The shift happened for two reasons. The first is that Julia and I wanted to do work for ourselves, and that’s probably the most important. The second is that after I came back from San Diego, having sold Phonogram vs The Fans out there, I knew I just wanted to do something more with comics. As a writer I was concentrating on being a successful freelancer, and organising things in and around the scene felt like a more satisfying thing to spend my time doing than more writing. Meanwhile Julia released the first part of her journey through her parent’s lives in the 60′s, and it’s a really great piece of work. Hoping for more soon!
The editorial stuff doesn’t feel like much of a shift to be honest: I love it.

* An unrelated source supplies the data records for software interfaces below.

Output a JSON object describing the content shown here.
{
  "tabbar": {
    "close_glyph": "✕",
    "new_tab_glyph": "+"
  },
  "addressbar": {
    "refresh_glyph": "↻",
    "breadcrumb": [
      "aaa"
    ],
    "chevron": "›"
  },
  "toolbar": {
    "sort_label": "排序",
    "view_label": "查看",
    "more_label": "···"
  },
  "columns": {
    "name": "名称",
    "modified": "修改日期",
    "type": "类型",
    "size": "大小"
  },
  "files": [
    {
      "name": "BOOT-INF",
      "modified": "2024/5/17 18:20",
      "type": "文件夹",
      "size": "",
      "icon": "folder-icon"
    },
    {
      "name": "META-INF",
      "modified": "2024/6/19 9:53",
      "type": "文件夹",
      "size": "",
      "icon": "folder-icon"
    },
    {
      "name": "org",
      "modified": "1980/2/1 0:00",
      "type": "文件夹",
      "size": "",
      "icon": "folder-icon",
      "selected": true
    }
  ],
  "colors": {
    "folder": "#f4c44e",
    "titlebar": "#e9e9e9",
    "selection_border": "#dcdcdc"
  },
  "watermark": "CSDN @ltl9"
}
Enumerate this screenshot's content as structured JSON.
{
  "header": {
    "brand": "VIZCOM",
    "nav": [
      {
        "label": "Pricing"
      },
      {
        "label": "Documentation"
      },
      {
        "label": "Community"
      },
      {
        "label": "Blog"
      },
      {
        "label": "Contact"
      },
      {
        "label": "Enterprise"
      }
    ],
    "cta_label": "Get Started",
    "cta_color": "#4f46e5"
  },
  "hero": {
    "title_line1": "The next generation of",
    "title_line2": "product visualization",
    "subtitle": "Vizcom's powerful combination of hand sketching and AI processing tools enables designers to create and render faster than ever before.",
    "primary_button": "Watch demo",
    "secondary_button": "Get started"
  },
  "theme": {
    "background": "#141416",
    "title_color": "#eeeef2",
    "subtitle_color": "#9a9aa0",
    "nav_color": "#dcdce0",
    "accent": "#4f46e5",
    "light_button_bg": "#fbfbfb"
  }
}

WAW+P appear to be very accepting of multimedia/multi-platform possibilities for sequential art, do you think the ‘comic book’ medium is moving away from its classical paper confines?
I don’t know if moving away is the right phrase. I hope comics are embracing a lot of formats. On good days I think they are; I see Kate Beaton on my browser at the same time as leafing through Magda Boreysha’s ToastyCats. There’s very little printed that doesn’t have an online existense anyway now – I just want to see comics that optimise that.
Print-to-screen comics jar a lot for me because the colour palette suits print, not the screen. I urge artists to check out the colour sets used by David McCandless or Mark Sarmel if their primary outlet is the web. It’s a leap worth making.
What’s been your favourite WAW+P event so far? Do you have any plans for further reinventions of the group in the future?
Haha, yeah, I love the idea of WAW+P as comics David Bowie; new era, new look. Seriously though, no re-invention; I like what we’re up to. I think our main drive is going to be getting more individuals to start WAW+P events wherever they are.
I wouldn’t play favourites with the events. All of us involved have learned a lot of lessons, for better and worse, and that’s great, I just want to move them forwards. I can say though that Latitude opened our eyes in a huge way. It was an amazing weekend of comics, in an environment that completely embraced us. I’d be surprised if you didn’t see WAW+P doing a few of those next year.
So long as you don’t go all Tin Machine, that’s cool. Do you enjoy attending events like Thought Bubble?
The UK comics scene does seem to be thriving – it’s certainly growing every day from my experience – have you seen many changes to the community since you became involved as a creator?
Confidence. It’s rising across the board, and rightfully so. As creators everyone’s stepping up, supporting others along the way. It’s beautiful. I just want – need – people to do more. Almost any creator moaning about not having a large audience isn’t doing enough to reach one, and I mean that. The UK aren’t ignorant about the medium, they know how to read comics, a lot of them like comics, they just haven’t been given a convincing enough reason to buy them. So go and talk to them.
Finally, thought bubbles or caption boxes?
I know I’m supposed to say thought bubbles… I’ll leave it at that.
Huge thanks to Matt for taking the time to answer our questions (that sounded a lot less police procedural in my head), check out WAW+P as they’re usually up to something mind blowingly cool. Oh and I Kill Giants is totally one of my comics of last year, if not the decade, if not history. Tres bon.
Another minterview coming up next week, who will it be with? Well, you’ll have to wait and see.